Last modified on 20 September 2014, at 08:23

Huang Hua (politician)

This is a Chinese name; the family name is Huang.
Huang Hua
黄华
Huang Hua (1978).jpg
Foreign Minister of the People's Republic of China
In office
1976–1982
Preceded by Qiao Guanhua
Succeeded by Wu Xueqian
Personal details
Born (1913-01-25)January 25, 1913
Hebei
Died November 24, 2010(2010-11-24) (aged 97)
Beijing
Nationality Chinese
Political party Communist Party of China

Huang Hua (Chinese: 黄华; Pinyin: Huáng Huá; January 25, 1913 – November 24, 2010) was concurrently the vice-minister of foreign affairs and foreign minister of China from 1976 to 1982.[1]

BiographyEdit

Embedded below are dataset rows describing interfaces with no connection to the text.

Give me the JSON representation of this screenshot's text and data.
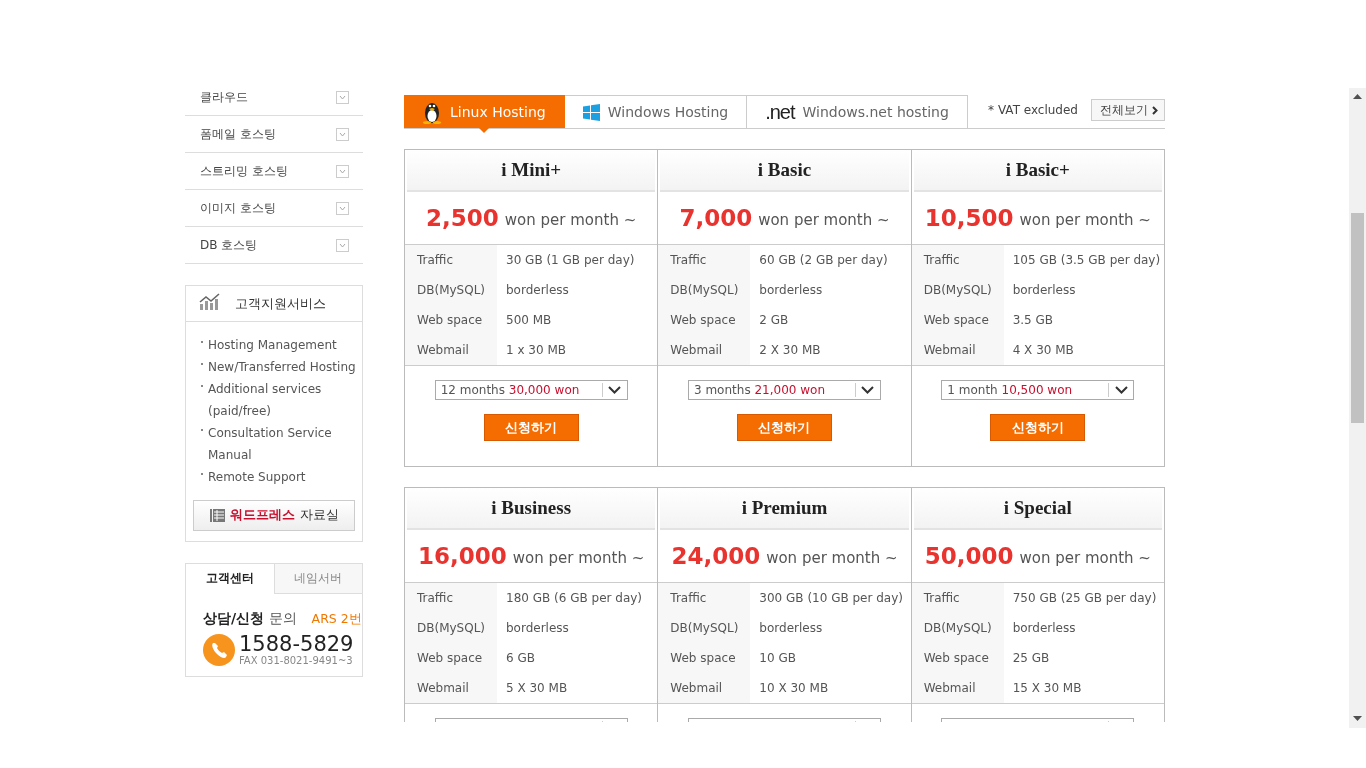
{
  "sidebar": {
    "menu": [
      {
        "label": "클라우드"
      },
      {
        "label": "폼메일 호스팅"
      },
      {
        "label": "스트리밍 호스팅"
      },
      {
        "label": "이미지 호스팅"
      },
      {
        "label": "DB 호스팅"
      }
    ],
    "support": {
      "title": "고객지원서비스",
      "links": [
        "Hosting Management",
        "New/Transferred Hosting",
        "Additional services (paid/free)",
        "Consultation Service Manual",
        "Remote Support"
      ],
      "library_highlight": "워드프레스",
      "library_label": "자료실"
    },
    "center": {
      "tabs": [
        {
          "label": "고객센터",
          "selected": true
        },
        {
          "label": "네임서버",
          "selected": false
        }
      ],
      "inquiry_bold": "상담/신청",
      "inquiry": "문의",
      "ars": "ARS 2번",
      "phone": "1588-5829",
      "fax": "FAX 031-8021-9491~3"
    }
  },
  "tabs": [
    {
      "kind": "linux",
      "label": "Linux Hosting",
      "selected": true
    },
    {
      "kind": "windows",
      "label": "Windows Hosting",
      "selected": false
    },
    {
      "kind": "dotnet",
      "logo": ".net",
      "label": "Windows.net hosting",
      "selected": false
    }
  ],
  "vat_note": "* VAT excluded",
  "view_all": "전체보기",
  "plans": [
    {
      "name": "i Mini+",
      "price": "2,500",
      "unit": "won per month ~",
      "specs": [
        [
          "Traffic",
          "30 GB (1 GB per day)"
        ],
        [
          "DB(MySQL)",
          "borderless"
        ],
        [
          "Web space",
          "500 MB"
        ],
        [
          "Webmail",
          "1 x 30 MB"
        ]
      ],
      "term": "12 months",
      "term_price": "30,000 won",
      "apply": "신청하기"
    },
    {
      "name": "i Basic",
      "price": "7,000",
      "unit": "won per month ~",
      "specs": [
        [
          "Traffic",
          "60 GB (2 GB per day)"
        ],
        [
          "DB(MySQL)",
          "borderless"
        ],
        [
          "Web space",
          "2 GB"
        ],
        [
          "Webmail",
          "2 X 30 MB"
        ]
      ],
      "term": "3 months",
      "term_price": "21,000 won",
      "apply": "신청하기"
    },
    {
      "name": "i Basic+",
      "price": "10,500",
      "unit": "won per month ~",
      "specs": [
        [
          "Traffic",
          "105 GB (3.5 GB per day)"
        ],
        [
          "DB(MySQL)",
          "borderless"
        ],
        [
          "Web space",
          "3.5 GB"
        ],
        [
          "Webmail",
          "4 X 30 MB"
        ]
      ],
      "term": "1 month",
      "term_price": "10,500 won",
      "apply": "신청하기"
    },
    {
      "name": "i Business",
      "price": "16,000",
      "unit": "won per month ~",
      "specs": [
        [
          "Traffic",
          "180 GB (6 GB per day)"
        ],
        [
          "DB(MySQL)",
          "borderless"
        ],
        [
          "Web space",
          "6 GB"
        ],
        [
          "Webmail",
          "5 X 30 MB"
        ]
      ]
    },
    {
      "name": "i Premium",
      "price": "24,000",
      "unit": "won per month ~",
      "specs": [
        [
          "Traffic",
          "300 GB (10 GB per day)"
        ],
        [
          "DB(MySQL)",
          "borderless"
        ],
        [
          "Web space",
          "10 GB"
        ],
        [
          "Webmail",
          "10 X 30 MB"
        ]
      ]
    },
    {
      "name": "i Special",
      "price": "50,000",
      "unit": "won per month ~",
      "specs": [
        [
          "Traffic",
          "750 GB (25 GB per day)"
        ],
        [
          "DB(MySQL)",
          "borderless"
        ],
        [
          "Web space",
          "25 GB"
        ],
        [
          "Webmail",
          "15 X 30 MB"
        ]
      ]
    }
  ]
}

Huang first rose to the top echelons of the Chinese government as a translator. He translated English for Mao Zedong in the aftermath of the Communist Party's victory over the Kuomintang. In the early 1950s, he gained prominence as an effective diplomat. He was involved in the Korean War armistice talks (1953), initial contacts with the United States in Warsaw, Poland (1958), and China's joining of the United Nations (1971). Beginning in 1971, Huang was the first Permanent Representative to the UN from the People's Republic of China after the UN seat was transferred to the communist Chinese government. Huang also signed the Sino-Japanese Peace and Friendship Treaty with Japanese Foreign Minister Sonoda on August 12, 1978. He is also widely remembered as one of the officials who fell into the trap of talking loose in a freer environment. As Foreign Minister of China in 1980, he famously declared there was no need for the People's Liberation Army to have a garrison stationed in Hong Kong. Paramount leader Deng Xiaoping rebuked him for "mouthing nonsense".

ReferencesEdit

  1. ^ Barboza, David (November 24, 2010). "Huang Hua, 97, a Diplomat Who Served China, Dies". New York Times. Retrieved 2010-11-25. "Huang Hua, a Communist Party revolutionary who was China’s foreign minister during the 1970s and early 1980s and helped China restore diplomatic relations with the United States, died Wednesday in Beijing. He was 97." 

Further readingEdit

Government offices
Preceded by
Qiao Guanhua
Foreign Minister of the People's Republic of China
1976–1982
Succeeded by
Wu Xueqian
Diplomatic posts
Preceded by
Liu Chieh
Representing the Republic of China
Permanent Representative and Ambassador of China to the United Nations
1971 – 1976
Succeeded by
Chen Chu